Welcome to the Spring issue of Teaching Business and Economics.

This issue has an unashamed bias towards practice and techniques designed to boost student knowledge and understanding.

Educational guru Dylan William claims that Cognitive Load Theory is ‘the single most important thing for teachers to know’. Before deciding whether he is right, turn to Jade Slater’s article in which she explains how an understanding of the brain’s memory systems can transform student knowledge retention.

On the subject of knowledge retention, Adrian Lyons OFSTED’s National Lead for Economics, Business and Enterprise, explains the importance of underpinning enterprise education with a firm foundation of knowledge rather than just skills.

Roger Loxley at Newcastle Royal Grammar School explains why he introduced more regular ‘low stakes’ testing into his teaching and the impact it has had on the performance of his students. His approach, he says, recognizes the value of learning knowledge, the importance of regular practice to secure knowledge and the benefit of getting students used to being tested so that high-stakes tests are less of a shock to the system. He also explains how he uses technology to reduce marking load and inform planning and learning.

Self-assessment and peer-assessment are increasingly recognized as valuable tools for learning. Dependent as they are however on the co-operation and engagement of students themselves Adam Hutsby shares the findings of his research both into the impact of both assessment methods on his students and their feelings about the value of these techniques.

In this issue we also have a special feature on the new BTEC Tech Award in Enterprise. Colin Leith from Edexcel explains the design of the award and Remy Shelton shares her experiences of planning for and delivering the award for the first time at her centre.

Whether you teach economics or not, low levels of economic literacy continue to be a concern to many of us in education and the wider society. At the end of last year, the economics education pressure group ECNMY ran a high profile meeting to discuss the problem and potential solutions. Caroline Loewenstein was there and has provided members with an informative  and insightful report.

If you want to discuss Brexit with students at the moment but fear the explosive consequences of what has become an emotive and polarizing issue, Russ Woodward and Tim Veal have a solution. Take a topic like foreign direct investment they recommend and keep the conversation objective. They explain how.

Finally, this issues closes with a reminder about how little we all really know about the world around us. Ruth Corderoy, reviewing the book ‘Factfulness’ by the late Hans Rosling shares his analysis of the poor grasp we have of important quantifiable data such as population growth, levels of immigration, standards of healthcare, despite confidence to the contrary. The implication being that we must all do more to encourage students to gather quantitative data behind emotive issues and help them develop the skills to accurately interpret the data they find.

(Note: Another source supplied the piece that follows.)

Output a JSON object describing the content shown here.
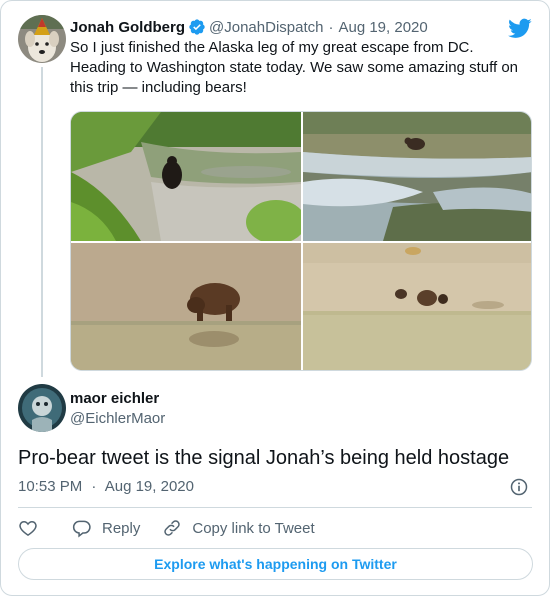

I hope that will keep your brain cells ticking over during the Easter holidays and provide some ideas for the summer term to come.

Have a restful Easter.

Gareth

Gareth can be contacted at
director@ebea.org.uk